Michael A. Mehling
MIT’s Center for Energy and Environmental Policy Research is delighted to welcome a new faculty affiliate: Georgia Perakis, the William F. Pounds Professor of Management and a Professor of Operations Research and Operations Management at the MIT Sloan School of Management. Perakis is a leading authority in the theory and practice of optimization and equilibrium problems, and develops optimization models for complex systems such as energy, retail, and transportation.
Born on the Greek island of Crete, Perakis developed an early fascination with mathematics. After completing her undergraduate studies in Athens, she came to the United States with a fellowship for graduate studies and eventually obtained a Ph.D. in Applied Mathematics from Brown University. Her thesis advisor was Thomas Magnanti, who later would become Institute Professor and Dean of the School of Engineering at MIT.
She joined MIT in 1995, initially as a Postdoctoral Associate and since 1998 as a member of the faculty at the MIT Sloan School of Management. An impressive list of accolades and long roster of Ph.D. students testify to her passion for both research and teaching. “This is my home – there are so many opportunities here, with different programs and centers allowing for close collaboration with industry,” she says about working at MIT. “I would miss that anywhere else.”

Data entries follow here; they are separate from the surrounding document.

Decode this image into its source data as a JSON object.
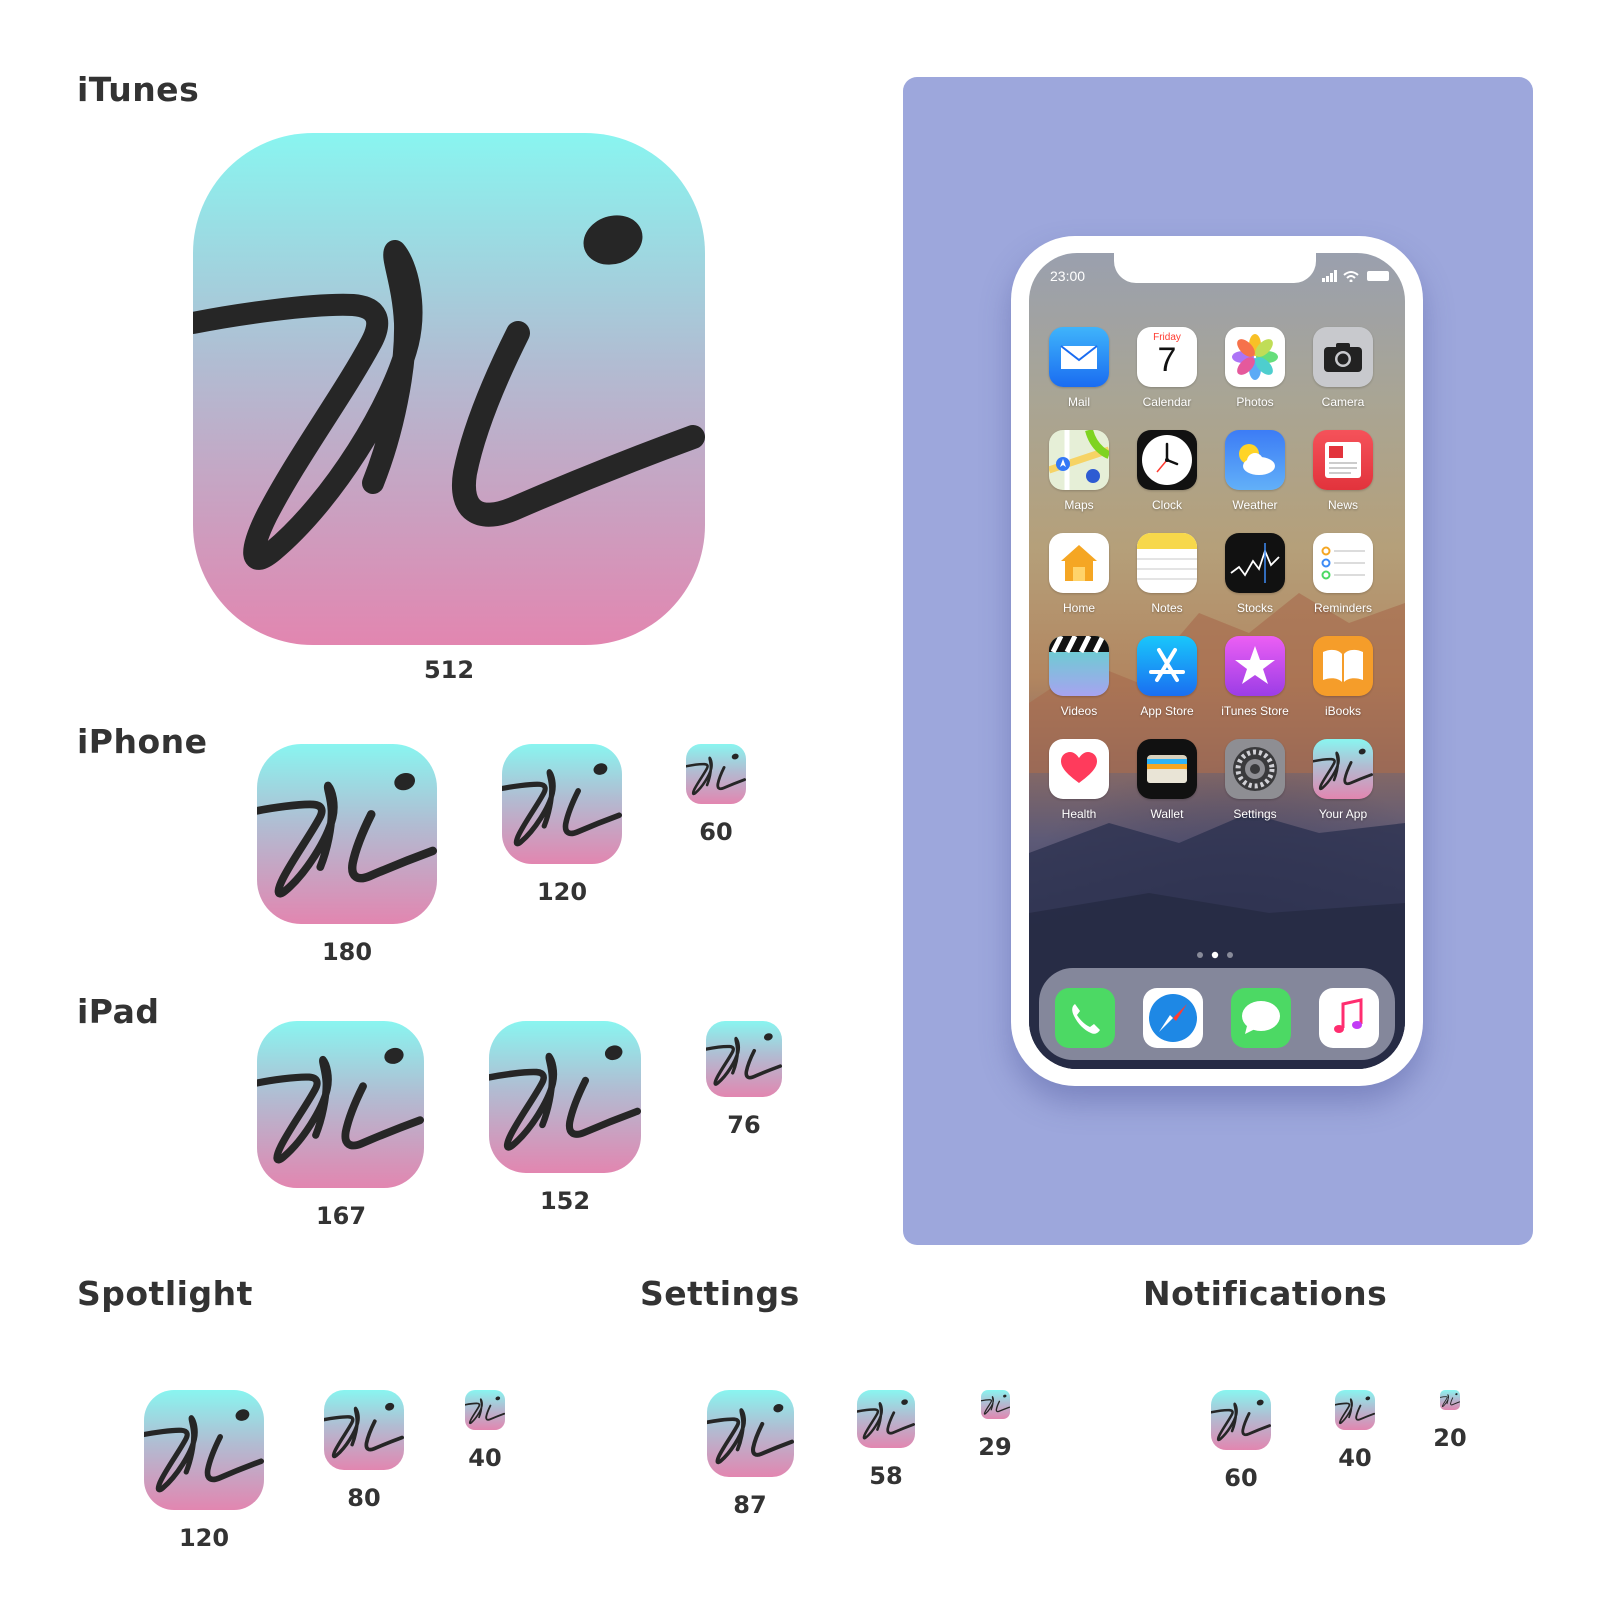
{
  "sections": {
    "itunes": "iTunes",
    "iphone": "iPhone",
    "ipad": "iPad",
    "spotlight": "Spotlight",
    "settings": "Settings",
    "notifications": "Notifications"
  },
  "sizes": {
    "itunes": [
      "512"
    ],
    "iphone": [
      "180",
      "120",
      "60"
    ],
    "ipad": [
      "167",
      "152",
      "76"
    ],
    "spotlight": [
      "120",
      "80",
      "40"
    ],
    "settings": [
      "87",
      "58",
      "29"
    ],
    "notifications": [
      "60",
      "40",
      "20"
    ]
  },
  "phone": {
    "time": "23:00",
    "calendar_day": "Friday",
    "calendar_date": "7",
    "apps": [
      {
        "label": "Mail",
        "icon": "mail-icon"
      },
      {
        "label": "Calendar",
        "icon": "calendar-icon"
      },
      {
        "label": "Photos",
        "icon": "photos-icon"
      },
      {
        "label": "Camera",
        "icon": "camera-icon"
      },
      {
        "label": "Maps",
        "icon": "maps-icon"
      },
      {
        "label": "Clock",
        "icon": "clock-icon"
      },
      {
        "label": "Weather",
        "icon": "weather-icon"
      },
      {
        "label": "News",
        "icon": "news-icon"
      },
      {
        "label": "Home",
        "icon": "home-icon"
      },
      {
        "label": "Notes",
        "icon": "notes-icon"
      },
      {
        "label": "Stocks",
        "icon": "stocks-icon"
      },
      {
        "label": "Reminders",
        "icon": "reminders-icon"
      },
      {
        "label": "Videos",
        "icon": "videos-icon"
      },
      {
        "label": "App Store",
        "icon": "app-store-icon"
      },
      {
        "label": "iTunes Store",
        "icon": "itunes-store-icon"
      },
      {
        "label": "iBooks",
        "icon": "ibooks-icon"
      },
      {
        "label": "Health",
        "icon": "health-icon"
      },
      {
        "label": "Wallet",
        "icon": "wallet-icon"
      },
      {
        "label": "Settings",
        "icon": "settings-icon"
      },
      {
        "label": "Your App",
        "icon": "vi-logo-icon"
      }
    ],
    "dock": [
      "phone-icon",
      "safari-icon",
      "messages-icon",
      "music-icon"
    ]
  },
  "colors": {
    "icon_gradient_top": "#89f5f0",
    "icon_gradient_bottom": "#e286b0",
    "logo_ink": "#262626",
    "panel_bg": "#9da7dc"
  }
}
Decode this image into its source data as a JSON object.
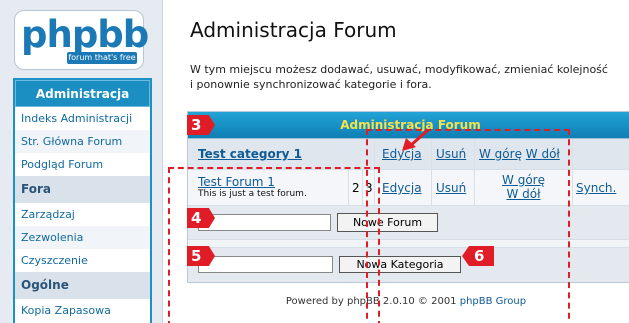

In her work, Perakis has frequently helped optimize processes in energy and transportation systems, yielding valuable insights for policy design and improvement. She also uses analytics to build systems that give price recommendations in the retail space. Using predictive analytics techniques, she has helped energy companies understand where corrosion or extreme weather are most likely to disrupt transmission and distribution grids for gas and electricity, allowing more efficient scheduling of emergency maintenance work.1 “Utilities have only recently begun to harness data-driven optimization models to streamline their operations”, she says. “But they definitely see the potential benefits.”
More recently, Perakis and a team of current and former students have worked on a model to optimize subsidies for green technology. “Policy makers cannot easily predict the effect of subsidies on demand and supply of green technology”, she explains, “and that makes it important to understand how consumers and producers will respond to different types of incentives.” Her model offers policy makers a tool to design subsidies that achieve green technology adoption targets at the lowest possible cost.2 Two subsequent CEEPR Working Papers build on this research by assessing the effects of competition and uncertainty on green technology adoption.
“Many challenges in energy and environmental policy are optimization problems”, Perakis points out as she describes her work. With disruptive changes across the energy sector and growing pressure to address the threat of climate change, her work has arguably never been more important.